"Late Renoir' at the Art Museum (3rd review)

An aging man's vigor: Renoir's sensual freedom in paint

The older Renoir became, it seems, the more voluptuous and freely painted were his women. It wasn't only the subject matter of a naked woman that telegraphed unbridled sensuality; the loosely stroked way Renoir applied paint also connoted licentiousness and unacceptable pleasures. The Art Museum's current show is a tribute to an aging man's vigor, and also to the perspicacity of Renoir's biggest fan: Albert Barnes.
Judith Stein

Judith Stein

Articles 8 minute read
'Grinnell Mt. Gould' triptych (1938, 1998, 2006): Where are the snows of yesteryear?

Diane Burko's "Politics of Snow' at Locks Gallery
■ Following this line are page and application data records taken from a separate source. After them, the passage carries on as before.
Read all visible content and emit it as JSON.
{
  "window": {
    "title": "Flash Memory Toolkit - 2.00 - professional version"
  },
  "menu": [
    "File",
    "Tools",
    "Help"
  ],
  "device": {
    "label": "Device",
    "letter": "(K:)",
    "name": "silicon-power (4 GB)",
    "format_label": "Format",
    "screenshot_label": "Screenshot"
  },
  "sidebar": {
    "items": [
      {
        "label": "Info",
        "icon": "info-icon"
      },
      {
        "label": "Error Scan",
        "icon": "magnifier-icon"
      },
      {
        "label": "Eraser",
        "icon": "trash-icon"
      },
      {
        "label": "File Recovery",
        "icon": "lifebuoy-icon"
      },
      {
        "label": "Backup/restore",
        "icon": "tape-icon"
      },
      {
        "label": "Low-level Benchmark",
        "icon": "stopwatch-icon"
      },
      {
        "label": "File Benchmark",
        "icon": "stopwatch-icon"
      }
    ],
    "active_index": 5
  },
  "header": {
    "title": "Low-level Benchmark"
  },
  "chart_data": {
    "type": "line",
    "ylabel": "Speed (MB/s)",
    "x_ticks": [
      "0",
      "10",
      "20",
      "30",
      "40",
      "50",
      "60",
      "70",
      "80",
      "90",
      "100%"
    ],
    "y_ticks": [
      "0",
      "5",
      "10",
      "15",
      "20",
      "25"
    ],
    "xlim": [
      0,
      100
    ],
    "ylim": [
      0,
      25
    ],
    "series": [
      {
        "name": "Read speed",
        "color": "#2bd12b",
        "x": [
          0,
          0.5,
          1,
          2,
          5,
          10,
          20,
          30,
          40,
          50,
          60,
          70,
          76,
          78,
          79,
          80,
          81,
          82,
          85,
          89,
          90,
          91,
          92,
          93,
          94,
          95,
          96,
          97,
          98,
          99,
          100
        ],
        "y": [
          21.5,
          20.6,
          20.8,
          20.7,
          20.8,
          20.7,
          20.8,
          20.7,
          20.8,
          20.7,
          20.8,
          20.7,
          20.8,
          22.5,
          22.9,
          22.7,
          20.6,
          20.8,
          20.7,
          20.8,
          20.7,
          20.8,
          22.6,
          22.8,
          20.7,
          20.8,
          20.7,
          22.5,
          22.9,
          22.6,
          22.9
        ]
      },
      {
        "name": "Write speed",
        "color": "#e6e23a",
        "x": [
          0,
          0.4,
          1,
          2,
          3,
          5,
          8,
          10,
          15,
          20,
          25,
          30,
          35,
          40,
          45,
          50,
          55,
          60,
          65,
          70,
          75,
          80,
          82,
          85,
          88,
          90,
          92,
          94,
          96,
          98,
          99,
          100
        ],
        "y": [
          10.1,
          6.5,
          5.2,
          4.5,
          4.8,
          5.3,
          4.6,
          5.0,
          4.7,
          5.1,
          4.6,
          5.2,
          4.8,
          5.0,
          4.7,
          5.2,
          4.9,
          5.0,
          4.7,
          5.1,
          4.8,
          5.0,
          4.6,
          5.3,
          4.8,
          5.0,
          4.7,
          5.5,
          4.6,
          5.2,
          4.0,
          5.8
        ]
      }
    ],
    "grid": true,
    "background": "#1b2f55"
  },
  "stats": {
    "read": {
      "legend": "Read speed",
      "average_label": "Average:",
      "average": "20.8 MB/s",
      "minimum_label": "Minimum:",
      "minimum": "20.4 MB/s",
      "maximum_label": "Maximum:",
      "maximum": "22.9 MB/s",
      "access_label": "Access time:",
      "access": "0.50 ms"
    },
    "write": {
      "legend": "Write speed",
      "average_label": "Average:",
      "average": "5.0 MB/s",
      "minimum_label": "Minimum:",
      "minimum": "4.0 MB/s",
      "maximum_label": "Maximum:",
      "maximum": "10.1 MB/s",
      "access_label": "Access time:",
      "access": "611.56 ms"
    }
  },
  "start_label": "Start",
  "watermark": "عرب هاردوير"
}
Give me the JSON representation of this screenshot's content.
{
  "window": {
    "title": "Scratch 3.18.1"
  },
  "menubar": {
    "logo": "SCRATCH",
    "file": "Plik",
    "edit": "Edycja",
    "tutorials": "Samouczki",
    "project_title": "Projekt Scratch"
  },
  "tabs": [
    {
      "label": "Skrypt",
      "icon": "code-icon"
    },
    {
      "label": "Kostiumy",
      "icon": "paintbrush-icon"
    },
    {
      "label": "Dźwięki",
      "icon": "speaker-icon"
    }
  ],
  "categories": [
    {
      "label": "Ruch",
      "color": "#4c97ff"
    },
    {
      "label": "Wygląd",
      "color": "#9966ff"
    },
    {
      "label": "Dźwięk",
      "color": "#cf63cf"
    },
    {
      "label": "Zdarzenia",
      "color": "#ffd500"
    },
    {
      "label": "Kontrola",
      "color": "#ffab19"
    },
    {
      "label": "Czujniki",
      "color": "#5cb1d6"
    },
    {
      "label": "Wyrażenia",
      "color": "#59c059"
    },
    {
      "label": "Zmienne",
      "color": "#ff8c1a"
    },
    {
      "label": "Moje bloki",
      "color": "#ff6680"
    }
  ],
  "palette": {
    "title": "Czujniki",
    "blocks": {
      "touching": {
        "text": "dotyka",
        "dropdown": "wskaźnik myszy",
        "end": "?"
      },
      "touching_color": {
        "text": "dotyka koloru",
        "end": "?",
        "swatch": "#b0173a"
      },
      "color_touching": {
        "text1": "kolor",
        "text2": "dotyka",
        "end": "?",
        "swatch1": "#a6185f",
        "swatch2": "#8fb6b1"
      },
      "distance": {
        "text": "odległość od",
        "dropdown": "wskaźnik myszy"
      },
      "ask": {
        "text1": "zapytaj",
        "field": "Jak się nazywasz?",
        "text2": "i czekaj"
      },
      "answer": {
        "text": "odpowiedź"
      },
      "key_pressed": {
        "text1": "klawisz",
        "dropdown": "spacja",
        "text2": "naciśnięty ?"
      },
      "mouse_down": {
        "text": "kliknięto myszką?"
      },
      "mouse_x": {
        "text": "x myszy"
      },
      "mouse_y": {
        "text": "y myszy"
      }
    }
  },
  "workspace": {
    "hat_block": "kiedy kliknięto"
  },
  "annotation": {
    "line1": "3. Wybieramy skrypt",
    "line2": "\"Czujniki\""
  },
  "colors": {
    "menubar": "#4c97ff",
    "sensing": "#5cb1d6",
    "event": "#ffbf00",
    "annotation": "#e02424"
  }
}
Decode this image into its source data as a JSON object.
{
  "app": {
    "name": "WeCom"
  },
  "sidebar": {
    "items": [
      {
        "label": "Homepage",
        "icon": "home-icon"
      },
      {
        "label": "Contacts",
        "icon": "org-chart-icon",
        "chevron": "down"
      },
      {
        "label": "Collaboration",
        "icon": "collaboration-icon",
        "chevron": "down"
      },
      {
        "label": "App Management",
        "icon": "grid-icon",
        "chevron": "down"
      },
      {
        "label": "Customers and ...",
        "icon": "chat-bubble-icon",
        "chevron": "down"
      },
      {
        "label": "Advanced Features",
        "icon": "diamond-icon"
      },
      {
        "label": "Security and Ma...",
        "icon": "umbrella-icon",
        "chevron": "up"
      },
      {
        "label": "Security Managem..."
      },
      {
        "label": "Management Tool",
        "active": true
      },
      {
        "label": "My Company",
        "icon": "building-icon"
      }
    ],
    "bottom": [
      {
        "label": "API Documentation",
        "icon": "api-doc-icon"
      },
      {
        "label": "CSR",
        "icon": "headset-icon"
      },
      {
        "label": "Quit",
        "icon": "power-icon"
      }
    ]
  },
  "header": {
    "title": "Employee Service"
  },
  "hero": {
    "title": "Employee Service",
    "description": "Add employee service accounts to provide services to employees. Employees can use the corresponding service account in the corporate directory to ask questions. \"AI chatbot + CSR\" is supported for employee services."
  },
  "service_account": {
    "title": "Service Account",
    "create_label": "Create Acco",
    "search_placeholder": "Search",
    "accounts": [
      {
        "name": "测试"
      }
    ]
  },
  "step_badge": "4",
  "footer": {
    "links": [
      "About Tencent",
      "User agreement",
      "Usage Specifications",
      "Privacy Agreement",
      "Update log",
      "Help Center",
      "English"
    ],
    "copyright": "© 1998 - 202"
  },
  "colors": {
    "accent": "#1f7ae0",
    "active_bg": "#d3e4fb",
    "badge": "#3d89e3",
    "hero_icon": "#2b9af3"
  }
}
A change of temperature, on canvas

In “The Politics of Snow,” Diane Burko's painted sequences of the same vista incrementally pace us through the accelerating changes created by rising temperatures, as she charts the gradual disappearance of ice and snow in the face of global warming.
Judith Stein

Judith Stein

Articles 5 minute read